(DATA FOR THIS TASK Opens)
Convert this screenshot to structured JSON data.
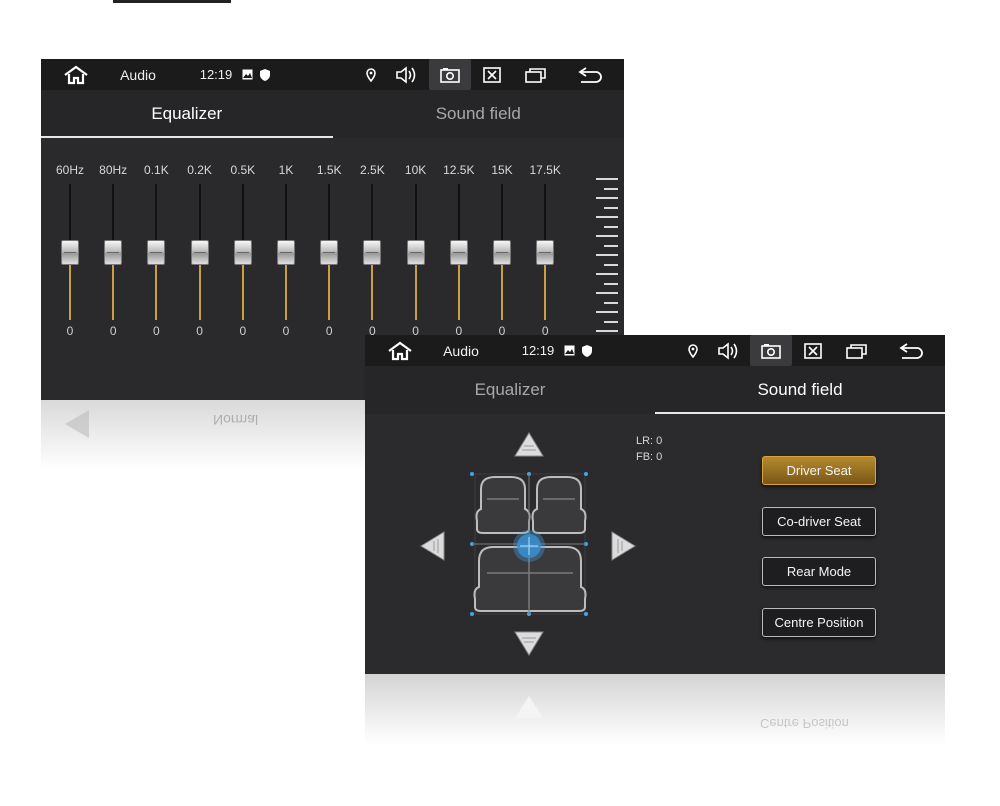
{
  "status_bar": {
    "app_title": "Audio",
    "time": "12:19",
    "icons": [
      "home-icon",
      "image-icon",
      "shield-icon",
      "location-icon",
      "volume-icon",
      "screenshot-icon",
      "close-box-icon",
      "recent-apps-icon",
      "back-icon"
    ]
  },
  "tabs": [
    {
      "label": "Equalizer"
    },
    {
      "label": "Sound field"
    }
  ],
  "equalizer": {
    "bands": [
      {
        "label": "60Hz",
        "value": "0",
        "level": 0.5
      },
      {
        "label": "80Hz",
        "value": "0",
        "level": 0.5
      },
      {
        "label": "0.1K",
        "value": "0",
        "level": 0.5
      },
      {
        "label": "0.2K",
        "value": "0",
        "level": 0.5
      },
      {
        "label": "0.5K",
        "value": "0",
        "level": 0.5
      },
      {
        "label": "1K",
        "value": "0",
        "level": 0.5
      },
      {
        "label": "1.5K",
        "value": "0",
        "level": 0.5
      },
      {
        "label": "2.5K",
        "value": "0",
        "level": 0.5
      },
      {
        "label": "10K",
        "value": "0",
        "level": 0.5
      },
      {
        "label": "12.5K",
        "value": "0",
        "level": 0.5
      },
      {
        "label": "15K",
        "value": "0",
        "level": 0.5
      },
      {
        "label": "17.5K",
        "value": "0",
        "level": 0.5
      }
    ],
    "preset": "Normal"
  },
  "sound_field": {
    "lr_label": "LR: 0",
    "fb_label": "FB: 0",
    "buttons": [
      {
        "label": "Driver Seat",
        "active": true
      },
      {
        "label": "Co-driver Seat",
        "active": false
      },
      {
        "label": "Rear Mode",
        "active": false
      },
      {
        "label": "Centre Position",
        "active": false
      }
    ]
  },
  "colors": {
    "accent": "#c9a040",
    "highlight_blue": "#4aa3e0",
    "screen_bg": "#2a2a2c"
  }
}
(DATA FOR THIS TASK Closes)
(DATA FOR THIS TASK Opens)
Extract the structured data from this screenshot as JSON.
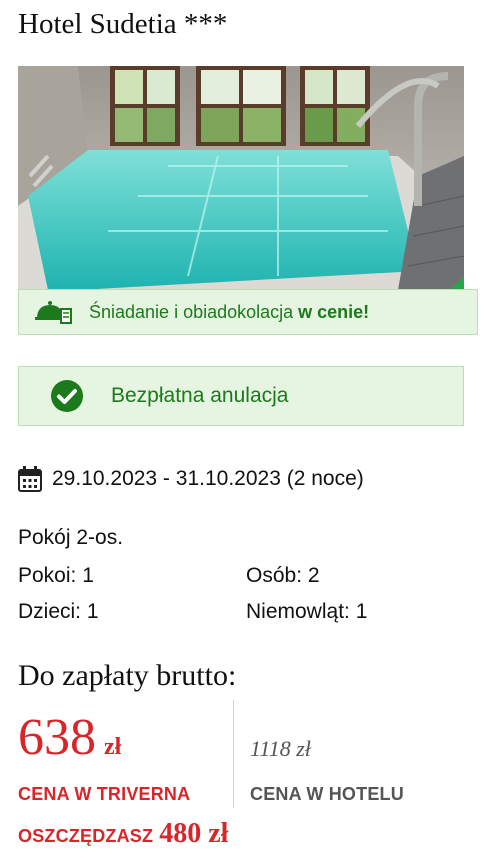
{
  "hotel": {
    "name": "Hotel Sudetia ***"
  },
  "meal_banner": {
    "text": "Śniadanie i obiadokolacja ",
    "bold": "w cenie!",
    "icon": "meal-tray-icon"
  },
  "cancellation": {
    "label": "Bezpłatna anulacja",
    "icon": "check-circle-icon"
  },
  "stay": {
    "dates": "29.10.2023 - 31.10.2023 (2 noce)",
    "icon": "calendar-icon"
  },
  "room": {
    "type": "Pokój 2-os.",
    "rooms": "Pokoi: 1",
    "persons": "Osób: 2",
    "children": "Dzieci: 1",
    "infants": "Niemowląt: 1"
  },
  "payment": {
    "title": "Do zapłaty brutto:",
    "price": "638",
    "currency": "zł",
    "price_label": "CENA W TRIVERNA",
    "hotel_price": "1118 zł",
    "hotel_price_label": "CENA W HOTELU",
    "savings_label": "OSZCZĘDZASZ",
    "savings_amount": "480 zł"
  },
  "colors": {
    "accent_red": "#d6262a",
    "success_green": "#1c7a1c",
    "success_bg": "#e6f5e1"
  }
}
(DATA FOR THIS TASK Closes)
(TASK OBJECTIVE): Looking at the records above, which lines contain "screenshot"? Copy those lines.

(SOLUTION FOR THIS TASK):
Convert this screenshot to structured JSON data.
      "screenshot-icon",
Extract the structured data from this screenshot as JSON.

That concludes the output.